Web page and app entries

--------

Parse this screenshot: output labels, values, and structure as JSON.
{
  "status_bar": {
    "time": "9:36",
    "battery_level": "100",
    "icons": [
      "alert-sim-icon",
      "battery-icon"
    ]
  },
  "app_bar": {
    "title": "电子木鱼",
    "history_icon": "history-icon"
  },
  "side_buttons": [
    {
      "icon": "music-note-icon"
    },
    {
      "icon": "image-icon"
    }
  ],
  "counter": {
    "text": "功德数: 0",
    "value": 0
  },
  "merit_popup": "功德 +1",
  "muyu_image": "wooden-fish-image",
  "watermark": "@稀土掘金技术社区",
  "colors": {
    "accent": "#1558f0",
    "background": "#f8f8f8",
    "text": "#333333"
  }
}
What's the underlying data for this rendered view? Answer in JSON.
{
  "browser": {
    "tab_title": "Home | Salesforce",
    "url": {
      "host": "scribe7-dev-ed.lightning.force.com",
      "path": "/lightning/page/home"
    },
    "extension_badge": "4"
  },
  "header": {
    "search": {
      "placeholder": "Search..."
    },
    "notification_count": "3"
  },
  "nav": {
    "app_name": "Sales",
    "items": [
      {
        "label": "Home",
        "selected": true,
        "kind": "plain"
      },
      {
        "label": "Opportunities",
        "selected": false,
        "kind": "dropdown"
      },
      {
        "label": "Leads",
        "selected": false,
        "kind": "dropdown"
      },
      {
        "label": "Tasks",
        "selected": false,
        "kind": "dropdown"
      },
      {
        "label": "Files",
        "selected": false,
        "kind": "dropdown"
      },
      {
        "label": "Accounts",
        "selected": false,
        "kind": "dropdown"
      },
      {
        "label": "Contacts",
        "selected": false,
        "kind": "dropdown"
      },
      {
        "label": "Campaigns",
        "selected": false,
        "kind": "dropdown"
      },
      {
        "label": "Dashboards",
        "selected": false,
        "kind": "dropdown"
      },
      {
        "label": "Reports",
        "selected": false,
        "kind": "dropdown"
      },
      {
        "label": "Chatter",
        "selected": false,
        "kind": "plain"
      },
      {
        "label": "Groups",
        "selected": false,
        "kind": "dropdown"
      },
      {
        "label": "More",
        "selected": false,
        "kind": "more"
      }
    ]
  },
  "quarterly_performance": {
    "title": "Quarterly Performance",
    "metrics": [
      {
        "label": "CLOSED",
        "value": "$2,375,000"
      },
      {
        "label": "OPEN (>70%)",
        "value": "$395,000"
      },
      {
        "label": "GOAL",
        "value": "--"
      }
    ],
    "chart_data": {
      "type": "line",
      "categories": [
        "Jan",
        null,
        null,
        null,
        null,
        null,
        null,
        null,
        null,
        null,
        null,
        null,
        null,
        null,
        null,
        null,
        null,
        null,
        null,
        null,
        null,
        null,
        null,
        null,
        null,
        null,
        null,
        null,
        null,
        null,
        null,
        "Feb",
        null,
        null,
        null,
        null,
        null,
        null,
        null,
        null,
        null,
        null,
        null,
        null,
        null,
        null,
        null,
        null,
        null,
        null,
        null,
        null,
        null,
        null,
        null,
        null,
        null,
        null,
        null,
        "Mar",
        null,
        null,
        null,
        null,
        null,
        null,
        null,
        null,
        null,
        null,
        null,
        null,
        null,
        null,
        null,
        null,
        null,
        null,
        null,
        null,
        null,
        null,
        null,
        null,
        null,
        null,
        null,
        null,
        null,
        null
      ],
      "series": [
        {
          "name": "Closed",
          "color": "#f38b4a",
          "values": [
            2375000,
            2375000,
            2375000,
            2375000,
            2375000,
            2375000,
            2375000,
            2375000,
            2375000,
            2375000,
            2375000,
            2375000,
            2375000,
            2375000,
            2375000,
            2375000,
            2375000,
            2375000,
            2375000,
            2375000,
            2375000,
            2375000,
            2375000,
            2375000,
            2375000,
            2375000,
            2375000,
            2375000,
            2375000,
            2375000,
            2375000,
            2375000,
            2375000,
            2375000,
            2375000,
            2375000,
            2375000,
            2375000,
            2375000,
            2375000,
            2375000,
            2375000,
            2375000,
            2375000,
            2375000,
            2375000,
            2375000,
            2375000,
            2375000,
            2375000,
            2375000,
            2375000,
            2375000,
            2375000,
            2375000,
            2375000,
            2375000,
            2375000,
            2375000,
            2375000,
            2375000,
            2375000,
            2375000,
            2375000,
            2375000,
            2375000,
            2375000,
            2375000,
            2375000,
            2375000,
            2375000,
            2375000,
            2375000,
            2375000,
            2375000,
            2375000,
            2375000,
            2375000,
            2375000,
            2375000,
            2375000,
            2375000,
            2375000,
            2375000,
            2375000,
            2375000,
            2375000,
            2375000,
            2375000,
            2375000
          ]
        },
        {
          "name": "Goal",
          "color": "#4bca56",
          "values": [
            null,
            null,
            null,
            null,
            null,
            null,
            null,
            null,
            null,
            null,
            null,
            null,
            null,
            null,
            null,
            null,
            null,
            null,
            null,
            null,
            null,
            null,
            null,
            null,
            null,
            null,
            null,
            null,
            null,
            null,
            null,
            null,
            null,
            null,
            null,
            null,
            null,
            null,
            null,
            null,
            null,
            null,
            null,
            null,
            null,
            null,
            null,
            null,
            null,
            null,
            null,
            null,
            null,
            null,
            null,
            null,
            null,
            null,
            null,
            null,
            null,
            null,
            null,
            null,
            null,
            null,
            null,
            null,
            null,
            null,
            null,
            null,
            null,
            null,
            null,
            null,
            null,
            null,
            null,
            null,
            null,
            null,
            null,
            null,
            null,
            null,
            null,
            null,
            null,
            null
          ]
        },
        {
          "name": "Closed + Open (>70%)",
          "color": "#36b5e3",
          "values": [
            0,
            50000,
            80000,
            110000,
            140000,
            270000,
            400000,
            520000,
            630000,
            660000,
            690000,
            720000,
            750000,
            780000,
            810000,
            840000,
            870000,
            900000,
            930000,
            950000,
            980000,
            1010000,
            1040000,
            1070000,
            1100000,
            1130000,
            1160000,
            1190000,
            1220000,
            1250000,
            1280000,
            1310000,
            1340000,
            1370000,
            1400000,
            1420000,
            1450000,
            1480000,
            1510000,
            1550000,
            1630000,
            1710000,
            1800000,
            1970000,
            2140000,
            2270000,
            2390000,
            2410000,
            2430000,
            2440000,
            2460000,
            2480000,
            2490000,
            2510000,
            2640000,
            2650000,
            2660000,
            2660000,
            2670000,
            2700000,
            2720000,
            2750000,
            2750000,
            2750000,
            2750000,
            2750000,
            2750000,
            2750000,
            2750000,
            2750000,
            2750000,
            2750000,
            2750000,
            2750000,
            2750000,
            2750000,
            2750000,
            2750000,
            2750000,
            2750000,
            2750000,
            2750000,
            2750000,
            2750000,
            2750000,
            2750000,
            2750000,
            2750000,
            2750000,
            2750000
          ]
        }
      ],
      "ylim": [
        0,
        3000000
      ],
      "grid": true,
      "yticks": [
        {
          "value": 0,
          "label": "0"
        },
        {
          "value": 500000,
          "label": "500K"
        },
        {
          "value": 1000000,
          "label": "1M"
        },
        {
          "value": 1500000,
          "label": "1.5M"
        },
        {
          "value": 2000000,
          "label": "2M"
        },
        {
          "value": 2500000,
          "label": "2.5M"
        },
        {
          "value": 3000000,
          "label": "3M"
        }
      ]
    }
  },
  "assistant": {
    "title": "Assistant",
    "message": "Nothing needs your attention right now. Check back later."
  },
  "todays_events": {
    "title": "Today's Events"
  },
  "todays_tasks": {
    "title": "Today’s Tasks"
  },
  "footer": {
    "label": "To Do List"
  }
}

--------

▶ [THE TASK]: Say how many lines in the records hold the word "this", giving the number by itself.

▶ [TASK RESULT]: 2